Common sense tells us that in most cases, missing performance targets, especially the self-imposed sort, doesn’t usually cause catastrophes. It might be a nuisance, it might even be a disappointment, but rarely will it be a calamity. Nobody dies! The reality is that in most cases there are no significant penalties, (other than those in our imagination), if we are less than perfect. So, why do we worry so much, (and so unnecessarily), about getting everything not only done, but done perfectly, and done on time? Why do we have to be ‘the best’ – whatever that is. Clearly, if nobody else is actually threatening us then our fear of failure must come from within. In other words, our ‘musts’ result from our inner psychological needs. Put another way, “I must” often only means “I will feel better if I do”. This means that behaving as if “I must” is an absolute fact is actually an act of attempted emotional self-gratification. That is why Albert Ellis called people who feel compelled to act in this way ‘mustabators’.


The trouble with continually chasing our ‘musts’ is that doing so requires a huge amount of psychological and physical energy. This puts demands on us that far outstrip our personal resources. As a result, trying to meet these demands is an unending struggle, one that in the end we can never win. That’s why we become stressed and anxious. We are in a ‘loose – loose’ situation.
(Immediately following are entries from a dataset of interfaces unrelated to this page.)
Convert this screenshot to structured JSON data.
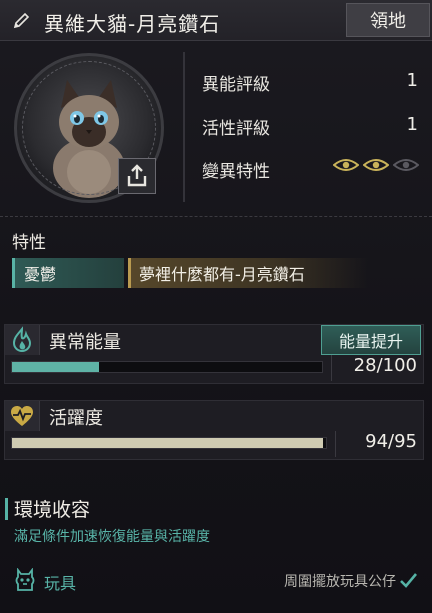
{
  "header": {
    "title": "異維大貓-月亮鑽石",
    "territory_button": "領地"
  },
  "stats": {
    "ability_label": "異能評級",
    "ability_value": "1",
    "activity_label": "活性評級",
    "activity_value": "1",
    "mutation_label": "變異特性",
    "mutation_eyes_active": 2,
    "mutation_eyes_total": 3
  },
  "traits": {
    "section_title": "特性",
    "items": [
      "憂鬱",
      "夢裡什麼都有-月亮鑽石"
    ]
  },
  "energy": {
    "label": "異常能量",
    "boost_button": "能量提升",
    "value_text": "28/100",
    "current": 28,
    "max": 100,
    "bar_color": "#5fb3a6"
  },
  "activity": {
    "label": "活躍度",
    "value_text": "94/95",
    "current": 94,
    "max": 95,
    "bar_color": "#cfcbb2"
  },
  "environment": {
    "title": "環境收容",
    "description": "滿足條件加速恢復能量與活躍度",
    "toy_label": "玩具",
    "toy_condition": "周圍擺放玩具公仔"
  },
  "colors": {
    "accent_teal": "#56b3a6",
    "gold": "#c9b35a"
  },
  "icons": {
    "edit": "pencil-icon",
    "share": "share-icon",
    "mutation": "eye-icon",
    "energy": "flame-icon",
    "activity": "heart-pulse-icon",
    "toy": "toy-icon",
    "check": "check-icon"
  }
}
Look at it like this. Imagine your life is a bit like a set of old fashioned balance scales. In one pan go all your resources, (your skills, your knowledge, your confidence; any help that you get from others). In the other pan go all the demands on you to perform, (from your family, your boss, your friends, yourself, whoever). If you don’t have enough resources the scales tip out of balance. Similarly, if the demands on you are excessive then again the scales tip out of balance. If the demands on you exceed your ability to meet them then the inevitable result is that your anxiety levels will rise.
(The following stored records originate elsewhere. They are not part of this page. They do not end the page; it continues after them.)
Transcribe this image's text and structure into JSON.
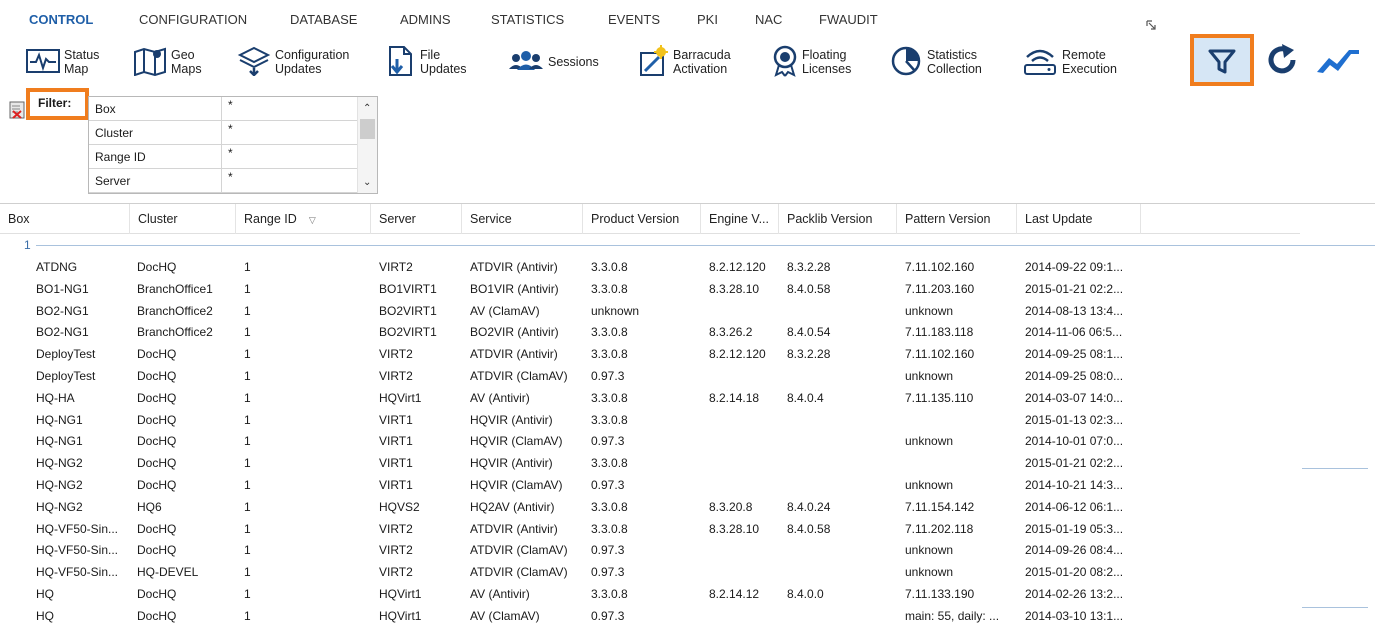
{
  "menu": {
    "items": [
      "CONTROL",
      "CONFIGURATION",
      "DATABASE",
      "ADMINS",
      "STATISTICS",
      "EVENTS",
      "PKI",
      "NAC",
      "FWAUDIT"
    ],
    "active": "CONTROL"
  },
  "toolbar": {
    "buttons": [
      {
        "label": "Status\nMap",
        "icon": "status-map-icon"
      },
      {
        "label": "Geo\nMaps",
        "icon": "geo-maps-icon"
      },
      {
        "label": "Configuration\nUpdates",
        "icon": "configuration-updates-icon"
      },
      {
        "label": "File\nUpdates",
        "icon": "file-updates-icon"
      },
      {
        "label": "Sessions",
        "icon": "sessions-icon"
      },
      {
        "label": "Barracuda\nActivation",
        "icon": "barracuda-activation-icon"
      },
      {
        "label": "Floating\nLicenses",
        "icon": "floating-licenses-icon"
      },
      {
        "label": "Statistics\nCollection",
        "icon": "statistics-collection-icon"
      },
      {
        "label": "Remote\nExecution",
        "icon": "remote-execution-icon"
      }
    ],
    "right_icons": [
      "filter-icon",
      "refresh-icon",
      "trend-icon"
    ]
  },
  "filter": {
    "label": "Filter:",
    "rows": [
      {
        "name": "Box",
        "value": "*"
      },
      {
        "name": "Cluster",
        "value": "*"
      },
      {
        "name": "Range ID",
        "value": "*"
      },
      {
        "name": "Server",
        "value": "*"
      }
    ]
  },
  "table": {
    "columns": [
      "Box",
      "Cluster",
      "Range ID",
      "Server",
      "Service",
      "Product Version",
      "Engine V...",
      "Packlib Version",
      "Pattern Version",
      "Last Update"
    ],
    "group_label": "1",
    "rows": [
      [
        "ATDNG",
        "DocHQ",
        "1",
        "VIRT2",
        "ATDVIR (Antivir)",
        "3.3.0.8",
        "8.2.12.120",
        "8.3.2.28",
        "7.11.102.160",
        "2014-09-22 09:1..."
      ],
      [
        "BO1-NG1",
        "BranchOffice1",
        "1",
        "BO1VIRT1",
        "BO1VIR (Antivir)",
        "3.3.0.8",
        "8.3.28.10",
        "8.4.0.58",
        "7.11.203.160",
        "2015-01-21 02:2..."
      ],
      [
        "BO2-NG1",
        "BranchOffice2",
        "1",
        "BO2VIRT1",
        "AV (ClamAV)",
        "unknown",
        "",
        "",
        "unknown",
        "2014-08-13 13:4..."
      ],
      [
        "BO2-NG1",
        "BranchOffice2",
        "1",
        "BO2VIRT1",
        "BO2VIR (Antivir)",
        "3.3.0.8",
        "8.3.26.2",
        "8.4.0.54",
        "7.11.183.118",
        "2014-11-06 06:5..."
      ],
      [
        "DeployTest",
        "DocHQ",
        "1",
        "VIRT2",
        "ATDVIR (Antivir)",
        "3.3.0.8",
        "8.2.12.120",
        "8.3.2.28",
        "7.11.102.160",
        "2014-09-25 08:1..."
      ],
      [
        "DeployTest",
        "DocHQ",
        "1",
        "VIRT2",
        "ATDVIR (ClamAV)",
        "0.97.3",
        "",
        "",
        "unknown",
        "2014-09-25 08:0..."
      ],
      [
        "HQ-HA",
        "DocHQ",
        "1",
        "HQVirt1",
        "AV (Antivir)",
        "3.3.0.8",
        "8.2.14.18",
        "8.4.0.4",
        "7.11.135.110",
        "2014-03-07 14:0..."
      ],
      [
        "HQ-NG1",
        "DocHQ",
        "1",
        "VIRT1",
        "HQVIR (Antivir)",
        "3.3.0.8",
        "",
        "",
        "",
        "2015-01-13 02:3..."
      ],
      [
        "HQ-NG1",
        "DocHQ",
        "1",
        "VIRT1",
        "HQVIR (ClamAV)",
        "0.97.3",
        "",
        "",
        "unknown",
        "2014-10-01 07:0..."
      ],
      [
        "HQ-NG2",
        "DocHQ",
        "1",
        "VIRT1",
        "HQVIR (Antivir)",
        "3.3.0.8",
        "",
        "",
        "",
        "2015-01-21 02:2..."
      ],
      [
        "HQ-NG2",
        "DocHQ",
        "1",
        "VIRT1",
        "HQVIR (ClamAV)",
        "0.97.3",
        "",
        "",
        "unknown",
        "2014-10-21 14:3..."
      ],
      [
        "HQ-NG2",
        "HQ6",
        "1",
        "HQVS2",
        "HQ2AV (Antivir)",
        "3.3.0.8",
        "8.3.20.8",
        "8.4.0.24",
        "7.11.154.142",
        "2014-06-12 06:1..."
      ],
      [
        "HQ-VF50-Sin...",
        "DocHQ",
        "1",
        "VIRT2",
        "ATDVIR (Antivir)",
        "3.3.0.8",
        "8.3.28.10",
        "8.4.0.58",
        "7.11.202.118",
        "2015-01-19 05:3..."
      ],
      [
        "HQ-VF50-Sin...",
        "DocHQ",
        "1",
        "VIRT2",
        "ATDVIR (ClamAV)",
        "0.97.3",
        "",
        "",
        "unknown",
        "2014-09-26 08:4..."
      ],
      [
        "HQ-VF50-Sin...",
        "HQ-DEVEL",
        "1",
        "VIRT2",
        "ATDVIR (ClamAV)",
        "0.97.3",
        "",
        "",
        "unknown",
        "2015-01-20 08:2..."
      ],
      [
        "HQ",
        "DocHQ",
        "1",
        "HQVirt1",
        "AV (Antivir)",
        "3.3.0.8",
        "8.2.14.12",
        "8.4.0.0",
        "7.11.133.190",
        "2014-02-26 13:2..."
      ],
      [
        "HQ",
        "DocHQ",
        "1",
        "HQVirt1",
        "AV (ClamAV)",
        "0.97.3",
        "",
        "",
        "main: 55, daily: ...",
        "2014-03-10 13:1..."
      ]
    ]
  },
  "colors": {
    "accent": "#1f5fa8",
    "highlight": "#f07d1e",
    "selected_bg": "#d6e6f5",
    "trend": "#1f6fd0"
  }
}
When anxiety gets too intense, when it goes on for too long, or if people find themselves having anxiety attacks without any obvious causes, then this is clearly a ‘bad thing’. It is usually argued that anxiety as a condition of ‘clinical interest’ arises when stress starts to overwhelm the capacity of people to cope and it becomes psychologically destructive. Anxiety at this level interferes with people’s ability to manage both life’s demands on them and their own demands on themselves. If the pressure gets too much to bear, then people lose the ability to get by, to be able to handle their lives. This is the point when psychotherapists start talking about anxiety as a ‘psychological disorder’.


So what’s the answer? Clearly if your personal ‘demands/resources scales’ are out of balance then there are only two ways to go. Reduce the demands or increase the resources. However, making either of those changes is not as easy as it seems. All too often people feel trapped by their circumstances, confined in their own emotional ‘prisons’. This is when psychotherapy comes into its own. As opposed to counselling, psychotherapy is all about problem solving; about altering ways of thinking about life’s problems; about doing something different about them. Psychotherapy is about leaning new ways to be. That includes finding out how to stop being a ‘mustabator’. One very effective way of doing that is to get into the habit of regularly using a self-management technique called ‘Relaxation Therapy’. I’ll be talking more about that in my next Blog.